There are some reasonable discussions to have around ride-sharing companies. The key question is really that of liability: What liability insurance do ride-sharing companies have, and will that insurance leave their drivers in the lurch?

That said, taxi companies are often corrupt oligopolies that overcharge for their service while stiffing their employees and using loopholes to dodge paying for the inevitable accidents, so the appeal of ride-sharing is obvious. It doesn’t help that the taxi companies, upon seeing these services, often play dirty pool to try and shut them down, because a market doesn’t thrive on competition or anything.

And, yet, Los Angeles has apparently learned nothing from previous legal challenges to ride-sharing companies, which almost inevitably end with the city in question losing, and is trying to shut down any ride-sharing in the Los Angeles area. Essentially, because Uber, Sidecar, and Lyft don’t have the necessary licenses, they’ve been ordered to stop all operations.

If this sounds familiar, that’s because all of these companies have run into this problem and Uber, in particular, has been effective at beating taxi services at their own game. Washington D.C. tried to shut down Uber, for example, or at least force it to only offer service at five times the minimum cab rate, and quickly discovered local fans of the site were numerous and angry. In Massachusetts, where something similar was tried, one of those angry fans turned out to be the governor.


So, here’s what will happen in Los Angeles; one or all of these companies, probably Uber, will drag the city to court. Once in court, the judge will see that these companies are perfectly acceptable, and tell the taxi companies to shut up and deal. On the other hand, it’s nice to be able to root for a company in a legal fight, for once.

Dan Seitz

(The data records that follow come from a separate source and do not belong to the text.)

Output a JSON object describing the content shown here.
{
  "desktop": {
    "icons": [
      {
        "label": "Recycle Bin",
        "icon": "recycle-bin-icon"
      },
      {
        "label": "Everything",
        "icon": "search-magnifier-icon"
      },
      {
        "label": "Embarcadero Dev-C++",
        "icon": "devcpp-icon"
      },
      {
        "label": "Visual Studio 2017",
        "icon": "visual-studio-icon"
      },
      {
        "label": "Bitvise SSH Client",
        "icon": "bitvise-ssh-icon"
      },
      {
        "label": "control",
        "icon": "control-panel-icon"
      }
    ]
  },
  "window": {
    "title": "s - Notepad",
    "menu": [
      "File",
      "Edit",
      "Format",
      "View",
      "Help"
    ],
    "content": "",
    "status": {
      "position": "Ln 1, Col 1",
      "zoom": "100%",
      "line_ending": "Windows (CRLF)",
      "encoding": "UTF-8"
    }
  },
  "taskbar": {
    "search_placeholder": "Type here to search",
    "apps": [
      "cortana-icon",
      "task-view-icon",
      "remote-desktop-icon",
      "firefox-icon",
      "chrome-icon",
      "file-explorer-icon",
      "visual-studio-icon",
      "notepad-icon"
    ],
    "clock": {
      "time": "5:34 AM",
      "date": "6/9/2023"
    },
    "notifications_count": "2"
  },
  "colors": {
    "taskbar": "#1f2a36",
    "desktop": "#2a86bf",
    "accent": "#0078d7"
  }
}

Dan Seitz is an obsessive nerd living in New England. He lives in the Boston area with a fiancee, a dog, a cat, and far too many objects with processors.